▶ **Task description**:
Retype the records below so that each one matches exactly.

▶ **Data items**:
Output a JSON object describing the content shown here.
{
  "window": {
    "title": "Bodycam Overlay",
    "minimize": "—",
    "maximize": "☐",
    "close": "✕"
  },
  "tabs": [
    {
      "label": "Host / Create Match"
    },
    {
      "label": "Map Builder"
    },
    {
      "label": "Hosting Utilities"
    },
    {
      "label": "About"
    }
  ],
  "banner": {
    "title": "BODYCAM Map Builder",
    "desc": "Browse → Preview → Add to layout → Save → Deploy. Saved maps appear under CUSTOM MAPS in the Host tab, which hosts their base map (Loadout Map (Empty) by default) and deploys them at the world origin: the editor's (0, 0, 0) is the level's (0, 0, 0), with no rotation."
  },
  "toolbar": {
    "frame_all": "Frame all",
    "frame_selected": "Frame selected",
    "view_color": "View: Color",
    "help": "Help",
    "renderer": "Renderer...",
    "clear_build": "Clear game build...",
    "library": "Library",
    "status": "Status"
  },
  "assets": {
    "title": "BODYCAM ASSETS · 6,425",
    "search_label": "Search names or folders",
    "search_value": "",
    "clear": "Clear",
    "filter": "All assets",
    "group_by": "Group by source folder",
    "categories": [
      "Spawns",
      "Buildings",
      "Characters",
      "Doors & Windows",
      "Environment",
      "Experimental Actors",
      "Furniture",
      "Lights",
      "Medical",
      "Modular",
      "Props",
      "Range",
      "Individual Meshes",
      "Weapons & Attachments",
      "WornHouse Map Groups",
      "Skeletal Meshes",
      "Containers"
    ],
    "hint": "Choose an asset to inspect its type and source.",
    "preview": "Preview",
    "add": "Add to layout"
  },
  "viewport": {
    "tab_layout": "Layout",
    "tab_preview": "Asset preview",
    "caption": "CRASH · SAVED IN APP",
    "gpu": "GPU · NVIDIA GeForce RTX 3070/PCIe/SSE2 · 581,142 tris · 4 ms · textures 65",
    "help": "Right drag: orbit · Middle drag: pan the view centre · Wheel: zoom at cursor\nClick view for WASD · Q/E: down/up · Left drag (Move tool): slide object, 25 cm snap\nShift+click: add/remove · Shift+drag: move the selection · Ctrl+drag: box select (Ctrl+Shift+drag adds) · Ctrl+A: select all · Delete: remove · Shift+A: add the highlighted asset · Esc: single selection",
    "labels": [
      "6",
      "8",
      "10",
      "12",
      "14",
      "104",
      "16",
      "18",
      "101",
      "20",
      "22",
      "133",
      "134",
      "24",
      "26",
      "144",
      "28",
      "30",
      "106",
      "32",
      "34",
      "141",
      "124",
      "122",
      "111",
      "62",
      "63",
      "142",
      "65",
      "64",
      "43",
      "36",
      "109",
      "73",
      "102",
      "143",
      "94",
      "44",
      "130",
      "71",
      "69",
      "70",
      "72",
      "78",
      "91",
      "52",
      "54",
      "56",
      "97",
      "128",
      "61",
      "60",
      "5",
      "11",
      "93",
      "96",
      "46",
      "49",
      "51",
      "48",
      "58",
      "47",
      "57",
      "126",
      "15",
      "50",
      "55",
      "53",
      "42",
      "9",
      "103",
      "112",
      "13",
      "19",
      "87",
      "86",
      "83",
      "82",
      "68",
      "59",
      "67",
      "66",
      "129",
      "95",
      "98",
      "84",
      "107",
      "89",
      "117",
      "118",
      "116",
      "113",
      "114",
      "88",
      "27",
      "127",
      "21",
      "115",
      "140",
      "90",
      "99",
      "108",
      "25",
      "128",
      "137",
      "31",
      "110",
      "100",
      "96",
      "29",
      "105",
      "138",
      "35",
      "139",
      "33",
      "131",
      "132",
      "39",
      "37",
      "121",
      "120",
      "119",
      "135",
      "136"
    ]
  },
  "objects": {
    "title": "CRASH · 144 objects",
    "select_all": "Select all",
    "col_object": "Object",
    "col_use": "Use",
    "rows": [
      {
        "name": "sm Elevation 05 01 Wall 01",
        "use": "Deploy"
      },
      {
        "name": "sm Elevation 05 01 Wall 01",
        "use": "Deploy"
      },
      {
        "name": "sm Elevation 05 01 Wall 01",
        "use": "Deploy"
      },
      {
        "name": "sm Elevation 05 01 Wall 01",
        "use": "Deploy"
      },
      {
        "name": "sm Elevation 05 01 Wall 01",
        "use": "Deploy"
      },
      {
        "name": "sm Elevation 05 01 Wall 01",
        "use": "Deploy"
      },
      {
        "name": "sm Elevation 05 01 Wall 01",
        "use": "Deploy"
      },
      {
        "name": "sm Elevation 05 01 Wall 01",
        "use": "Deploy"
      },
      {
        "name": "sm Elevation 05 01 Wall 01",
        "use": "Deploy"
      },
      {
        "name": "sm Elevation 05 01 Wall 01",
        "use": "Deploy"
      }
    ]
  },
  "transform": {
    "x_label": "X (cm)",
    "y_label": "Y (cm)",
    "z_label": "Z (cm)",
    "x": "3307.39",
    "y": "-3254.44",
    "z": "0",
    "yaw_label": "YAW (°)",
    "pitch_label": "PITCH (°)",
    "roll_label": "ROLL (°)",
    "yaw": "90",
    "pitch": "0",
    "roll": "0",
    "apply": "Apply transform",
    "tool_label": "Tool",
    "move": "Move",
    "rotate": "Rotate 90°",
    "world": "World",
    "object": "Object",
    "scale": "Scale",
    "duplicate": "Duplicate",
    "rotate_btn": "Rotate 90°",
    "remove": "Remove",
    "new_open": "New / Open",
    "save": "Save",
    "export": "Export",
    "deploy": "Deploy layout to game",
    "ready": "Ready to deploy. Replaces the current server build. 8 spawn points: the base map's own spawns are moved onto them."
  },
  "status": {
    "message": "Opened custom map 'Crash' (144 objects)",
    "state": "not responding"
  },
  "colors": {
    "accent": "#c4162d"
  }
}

▶ **The completed task**:
Output a JSON object describing the content shown here.
{
  "window": {
    "title": "Bodycam Overlay",
    "minimize": "—",
    "maximize": "☐",
    "close": "✕"
  },
  "tabs": [
    {
      "label": "Host / Create Match"
    },
    {
      "label": "Map Builder"
    },
    {
      "label": "Hosting Utilities"
    },
    {
      "label": "About"
    }
  ],
  "banner": {
    "title": "BODYCAM Map Builder",
    "desc": "Browse → Preview → Add to layout → Save → Deploy. Saved maps appear under CUSTOM MAPS in the Host tab, which hosts their base map (Loadout Map (Empty) by default) and deploys them at the world origin: the editor's (0, 0, 0) is the level's (0, 0, 0), with no rotation."
  },
  "toolbar": {
    "frame_all": "Frame all",
    "frame_selected": "Frame selected",
    "view_color": "View: Color",
    "help": "Help",
    "renderer": "Renderer...",
    "clear_build": "Clear game build...",
    "library": "Library",
    "status": "Status"
  },
  "assets": {
    "title": "BODYCAM ASSETS · 6,425",
    "search_label": "Search names or folders",
    "search_value": "",
    "clear": "Clear",
    "filter": "All assets",
    "group_by": "Group by source folder",
    "categories": [
      "Spawns",
      "Buildings",
      "Characters",
      "Doors & Windows",
      "Environment",
      "Experimental Actors",
      "Furniture",
      "Lights",
      "Medical",
      "Modular",
      "Props",
      "Range",
      "Individual Meshes",
      "Weapons & Attachments",
      "WornHouse Map Groups",
      "Skeletal Meshes",
      "Containers"
    ],
    "hint": "Choose an asset to inspect its type and source.",
    "preview": "Preview",
    "add": "Add to layout"
  },
  "viewport": {
    "tab_layout": "Layout",
    "tab_preview": "Asset preview",
    "caption": "CRASH · SAVED IN APP",
    "gpu": "GPU · NVIDIA GeForce RTX 3070/PCIe/SSE2 · 581,142 tris · 4 ms · textures 65",
    "help": "Right drag: orbit · Middle drag: pan the view centre · Wheel: zoom at cursor\nClick view for WASD · Q/E: down/up · Left drag (Move tool): slide object, 25 cm snap\nShift+click: add/remove · Shift+drag: move the selection · Ctrl+drag: box select (Ctrl+Shift+drag adds) · Ctrl+A: select all · Delete: remove · Shift+A: add the highlighted asset · Esc: single selection",
    "labels": [
      "6",
      "8",
      "10",
      "12",
      "14",
      "104",
      "16",
      "18",
      "101",
      "20",
      "22",
      "133",
      "134",
      "24",
      "26",
      "144",
      "28",
      "30",
      "106",
      "32",
      "34",
      "141",
      "124",
      "122",
      "111",
      "62",
      "63",
      "142",
      "65",
      "64",
      "43",
      "36",
      "109",
      "73",
      "102",
      "143",
      "94",
      "44",
      "130",
      "71",
      "69",
      "70",
      "72",
      "78",
      "91",
      "52",
      "54",
      "56",
      "97",
      "128",
      "61",
      "60",
      "5",
      "11",
      "93",
      "96",
      "46",
      "49",
      "51",
      "48",
      "58",
      "47",
      "57",
      "126",
      "15",
      "50",
      "55",
      "53",
      "42",
      "9",
      "103",
      "112",
      "13",
      "19",
      "87",
      "86",
      "83",
      "82",
      "68",
      "59",
      "67",
      "66",
      "129",
      "95",
      "98",
      "84",
      "107",
      "89",
      "117",
      "118",
      "116",
      "113",
      "114",
      "88",
      "27",
      "127",
      "21",
      "115",
      "140",
      "90",
      "99",
      "108",
      "25",
      "128",
      "137",
      "31",
      "110",
      "100",
      "96",
      "29",
      "105",
      "138",
      "35",
      "139",
      "33",
      "131",
      "132",
      "39",
      "37",
      "121",
      "120",
      "119",
      "135",
      "136"
    ]
  },
  "objects": {
    "title": "CRASH · 144 objects",
    "select_all": "Select all",
    "col_object": "Object",
    "col_use": "Use",
    "rows": [
      {
        "name": "sm Elevation 05 01 Wall 01",
        "use": "Deploy"
      },
      {
        "name": "sm Elevation 05 01 Wall 01",
        "use": "Deploy"
      },
      {
        "name": "sm Elevation 05 01 Wall 01",
        "use": "Deploy"
      },
      {
        "name": "sm Elevation 05 01 Wall 01",
        "use": "Deploy"
      },
      {
        "name": "sm Elevation 05 01 Wall 01",
        "use": "Deploy"
      },
      {
        "name": "sm Elevation 05 01 Wall 01",
        "use": "Deploy"
      },
      {
        "name": "sm Elevation 05 01 Wall 01",
        "use": "Deploy"
      },
      {
        "name": "sm Elevation 05 01 Wall 01",
        "use": "Deploy"
      },
      {
        "name": "sm Elevation 05 01 Wall 01",
        "use": "Deploy"
      },
      {
        "name": "sm Elevation 05 01 Wall 01",
        "use": "Deploy"
      }
    ]
  },
  "transform": {
    "x_label": "X (cm)",
    "y_label": "Y (cm)",
    "z_label": "Z (cm)",
    "x": "3307.39",
    "y": "-3254.44",
    "z": "0",
    "yaw_label": "YAW (°)",
    "pitch_label": "PITCH (°)",
    "roll_label": "ROLL (°)",
    "yaw": "90",
    "pitch": "0",
    "roll": "0",
    "apply": "Apply transform",
    "tool_label": "Tool",
    "move": "Move",
    "rotate": "Rotate 90°",
    "world": "World",
    "object": "Object",
    "scale": "Scale",
    "duplicate": "Duplicate",
    "rotate_btn": "Rotate 90°",
    "remove": "Remove",
    "new_open": "New / Open",
    "save": "Save",
    "export": "Export",
    "deploy": "Deploy layout to game",
    "ready": "Ready to deploy. Replaces the current server build. 8 spawn points: the base map's own spawns are moved onto them."
  },
  "status": {
    "message": "Opened custom map 'Crash' (144 objects)",
    "state": "not responding"
  },
  "colors": {
    "accent": "#c4162d"
  }
}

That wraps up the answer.